The Fordu site, secretly built inside a mountain bunker near Qom, was acknowledged by Iran only after Western intelligence agencies identified it in 2009.

Iranian Foreign Ministry spokesman Ramin Mehmanparast on Tuesday appeared to confirm a Reuters story last week that Iran was installing two more advanced models of the centrifuges used to refine uranium for large-scale testing at a research site.

In January Iran announced it had shot down two unmanned western reconnaissance drone aircraft in the Gulf.

The Pentagon denied that report but acknowledged some spy planes had crashed in the past due to mechanical failure.

Iran is at odds with major powers over its nuclear work, which the United States and its allies say are intended to enable Iran to produce bombs. Iran denies the allegations and says it wants only to generate electricity.

The United States and Israel, Iran’s arch foes, have not ruled out military action if diplomacy fails to end the nuclear row.

Iran has dismissed reports of possible US or Israeli plans to strike Iran, warning that it will respond by attacking US interests in the Gulf and Israel if any such assault was made.

Analysts say Tehran could retaliate by launching hit-and-run strikes in the Gulf and by closing the Strait of Hormuz. About 40 percent of all traded oil leaves the Gulf region through the strategic waterway.

The Islamic state often launches military drills in the country to display its military capabilities amid persistent speculation about a possible US or Israeli strike on Iran’s nuclear facilities.

France says Qaddafi could stay in Libya if quits politics; Libyan official in Moscow

Libya’s Muammar Qaddafi could remain in Libya if he quits politics, the French foreign ministry said on Wednesday, under a ceasefire deal to end the conflict with the Paris-backed rebels.

“One of the possibilities being considered is that he stay in Libya but on the clear condition that he steps aside from Libyan political life,” the minister, Alain JuppĂ©, told LCI television.

“That is what we are waiting for before we start the political process for a ceasefire,” Mr. JuppĂ© said.

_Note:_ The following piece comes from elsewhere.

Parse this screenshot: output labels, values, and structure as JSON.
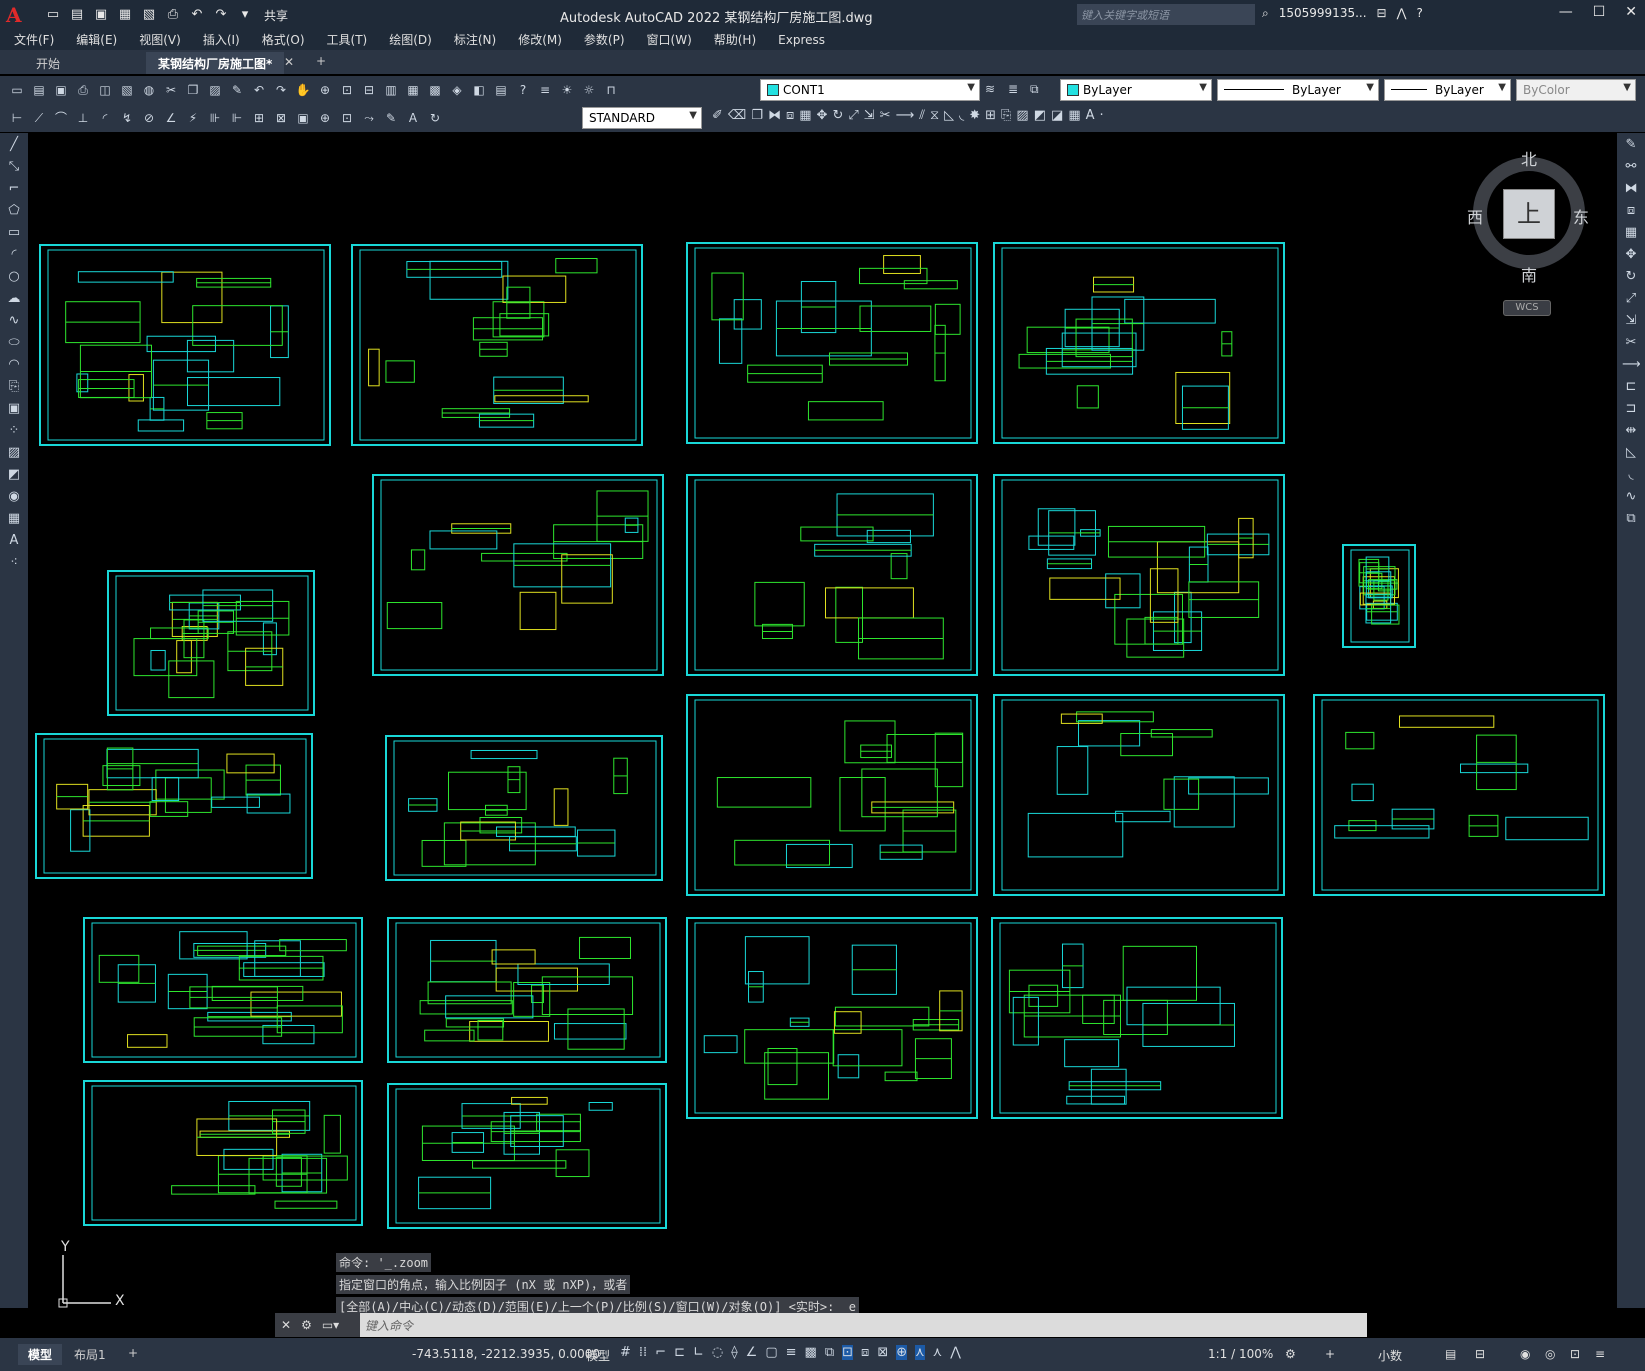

Two members of Libya’s rebel Transitional National Council were due to meet French President Nicolas Sarkozy in Paris on Wednesday.

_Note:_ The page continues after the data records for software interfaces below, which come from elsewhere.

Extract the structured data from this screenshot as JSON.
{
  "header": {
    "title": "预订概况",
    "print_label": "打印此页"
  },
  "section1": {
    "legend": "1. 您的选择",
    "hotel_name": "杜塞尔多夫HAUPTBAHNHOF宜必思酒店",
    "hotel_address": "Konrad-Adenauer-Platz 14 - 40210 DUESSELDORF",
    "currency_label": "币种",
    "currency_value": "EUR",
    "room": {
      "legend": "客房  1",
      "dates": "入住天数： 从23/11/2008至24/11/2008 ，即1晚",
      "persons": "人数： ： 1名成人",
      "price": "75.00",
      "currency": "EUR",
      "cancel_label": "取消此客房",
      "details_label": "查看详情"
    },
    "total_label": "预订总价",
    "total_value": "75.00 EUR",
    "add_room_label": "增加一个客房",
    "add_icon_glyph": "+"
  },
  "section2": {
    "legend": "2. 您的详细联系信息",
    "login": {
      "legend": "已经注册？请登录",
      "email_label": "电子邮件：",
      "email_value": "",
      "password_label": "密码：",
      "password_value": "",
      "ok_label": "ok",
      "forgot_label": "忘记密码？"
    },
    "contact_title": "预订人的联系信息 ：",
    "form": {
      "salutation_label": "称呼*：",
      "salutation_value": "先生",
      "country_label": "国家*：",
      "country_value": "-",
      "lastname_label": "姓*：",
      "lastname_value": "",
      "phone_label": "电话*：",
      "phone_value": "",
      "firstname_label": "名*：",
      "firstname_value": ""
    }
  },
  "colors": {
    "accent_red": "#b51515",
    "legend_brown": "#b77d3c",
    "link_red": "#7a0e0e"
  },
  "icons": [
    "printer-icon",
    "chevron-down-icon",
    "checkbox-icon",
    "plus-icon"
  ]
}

France was the first country to publicly recognize the council and first to launch air strikes against Qaddafi’s military machine when now NATO-led operations began in March.

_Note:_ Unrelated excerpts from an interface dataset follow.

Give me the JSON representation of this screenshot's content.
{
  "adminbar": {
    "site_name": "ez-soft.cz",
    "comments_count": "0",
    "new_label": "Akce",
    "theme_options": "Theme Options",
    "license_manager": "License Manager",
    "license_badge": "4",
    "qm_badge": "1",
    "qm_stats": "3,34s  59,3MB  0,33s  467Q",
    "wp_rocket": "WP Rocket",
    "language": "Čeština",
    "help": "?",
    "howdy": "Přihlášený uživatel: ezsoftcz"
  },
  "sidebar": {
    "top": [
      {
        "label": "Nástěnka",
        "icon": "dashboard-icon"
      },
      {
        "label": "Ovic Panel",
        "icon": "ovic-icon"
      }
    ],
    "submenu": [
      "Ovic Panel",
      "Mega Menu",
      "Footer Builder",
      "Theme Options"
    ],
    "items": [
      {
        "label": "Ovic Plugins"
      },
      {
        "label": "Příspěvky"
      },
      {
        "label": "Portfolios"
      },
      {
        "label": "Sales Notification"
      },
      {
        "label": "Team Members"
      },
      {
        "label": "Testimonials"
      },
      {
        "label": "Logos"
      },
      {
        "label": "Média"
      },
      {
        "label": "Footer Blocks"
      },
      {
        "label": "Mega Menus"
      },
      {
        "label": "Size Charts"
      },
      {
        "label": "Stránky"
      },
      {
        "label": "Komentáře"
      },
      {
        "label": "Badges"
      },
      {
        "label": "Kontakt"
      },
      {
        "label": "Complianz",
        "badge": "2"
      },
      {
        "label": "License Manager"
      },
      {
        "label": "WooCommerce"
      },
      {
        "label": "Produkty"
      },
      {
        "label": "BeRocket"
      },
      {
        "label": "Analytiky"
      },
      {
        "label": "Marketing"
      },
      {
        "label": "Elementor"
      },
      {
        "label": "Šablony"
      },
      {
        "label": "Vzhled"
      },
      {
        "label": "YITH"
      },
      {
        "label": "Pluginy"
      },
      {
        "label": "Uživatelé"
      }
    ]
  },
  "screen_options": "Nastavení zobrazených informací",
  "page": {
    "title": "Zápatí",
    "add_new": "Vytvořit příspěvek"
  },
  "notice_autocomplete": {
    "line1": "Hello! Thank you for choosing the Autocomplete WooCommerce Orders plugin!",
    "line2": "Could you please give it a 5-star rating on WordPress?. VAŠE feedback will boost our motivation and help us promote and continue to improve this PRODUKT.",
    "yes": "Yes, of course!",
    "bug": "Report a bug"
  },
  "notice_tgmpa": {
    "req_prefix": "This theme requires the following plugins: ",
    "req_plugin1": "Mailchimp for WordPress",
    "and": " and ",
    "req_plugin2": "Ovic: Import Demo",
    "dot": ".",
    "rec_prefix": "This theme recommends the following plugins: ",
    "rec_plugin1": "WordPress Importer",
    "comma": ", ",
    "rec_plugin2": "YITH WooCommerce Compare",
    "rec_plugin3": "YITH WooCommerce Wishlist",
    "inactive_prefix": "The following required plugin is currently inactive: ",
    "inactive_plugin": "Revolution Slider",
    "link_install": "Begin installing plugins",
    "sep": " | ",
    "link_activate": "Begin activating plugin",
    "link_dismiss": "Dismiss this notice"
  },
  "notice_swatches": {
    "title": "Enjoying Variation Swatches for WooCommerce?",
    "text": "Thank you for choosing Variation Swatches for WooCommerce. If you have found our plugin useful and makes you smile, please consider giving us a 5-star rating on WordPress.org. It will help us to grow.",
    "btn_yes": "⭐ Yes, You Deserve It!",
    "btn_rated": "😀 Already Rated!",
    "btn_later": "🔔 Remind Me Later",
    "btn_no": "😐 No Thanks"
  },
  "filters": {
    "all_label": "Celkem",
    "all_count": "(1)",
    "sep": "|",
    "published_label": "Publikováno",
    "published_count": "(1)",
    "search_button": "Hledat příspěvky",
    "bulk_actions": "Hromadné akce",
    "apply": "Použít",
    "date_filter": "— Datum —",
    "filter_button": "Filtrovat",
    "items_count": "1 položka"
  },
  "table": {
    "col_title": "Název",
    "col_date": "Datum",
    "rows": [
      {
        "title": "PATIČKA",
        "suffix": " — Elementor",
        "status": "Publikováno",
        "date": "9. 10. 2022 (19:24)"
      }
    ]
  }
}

Meanwhile, Russia on Wednesday was to host Mr. Qaddafi’s foreign minister in Moscow as it presses ahead with mediation efforts to end the conflict between his regime and rebel forces.

Foreign Minister Abdelati Al Obeidi will be the highest-ranking Qaddafi official to visit Moscow since the conflict with the rebels erupted and is expected to hold talks with his Russian counterpart Sergei Lavrov.

His visit was revealed in a statement by a Russian foreign ministry official to state news agencies a day earlier but formal details of the meetings have yet to be announced.

Russia backed the UN resolution that opened the way for Western military air strikes against Qaddafi targets but has since expressed fury with the duration of the campaign and accused the West of taking sides in a civil war.

Along with the African Union, Moscow has positioned itself as a potential mediator in the crisis and President Dmitry Medvedev’s envoy has held talks in both Tripoli and the rebel stronghold of Benghazi.

“We will continue to search for a compromise,” Mr. Medvedev said on Tuesday while on a visit to Germany. “In my opinion it is reachable.”

Mr. Medvedev has strongly backed Western calls for Mr. Qaddafi to quit but Russia has also denied speculation it could be ready to offer the Libyan leader sanctuary.

Meanwhile, the pro-Qaddafi Libyan ambassador to Moscow rejected the idea that Wednesday’s meetings could be aimed at finding a formula for Mr. Qaddafi to quit power.

“The political future of our country is an internal matter of Libya,” Amir Al Garib told the Moskovskie Novosti newspaper in an interview. “Not one foreign state has the right to interfere in our affairs.”

“I assure you that the leader of the Libyan revolution Muammar Qaddafi has no intention of leaving the state and will not discuss any proposals about this.”

He said that the main aim of Mr. Obeidi’s visit to Moscow was “finding peace.”

(Dina Al-Shibeeb, a senior editor at Al Arabiya English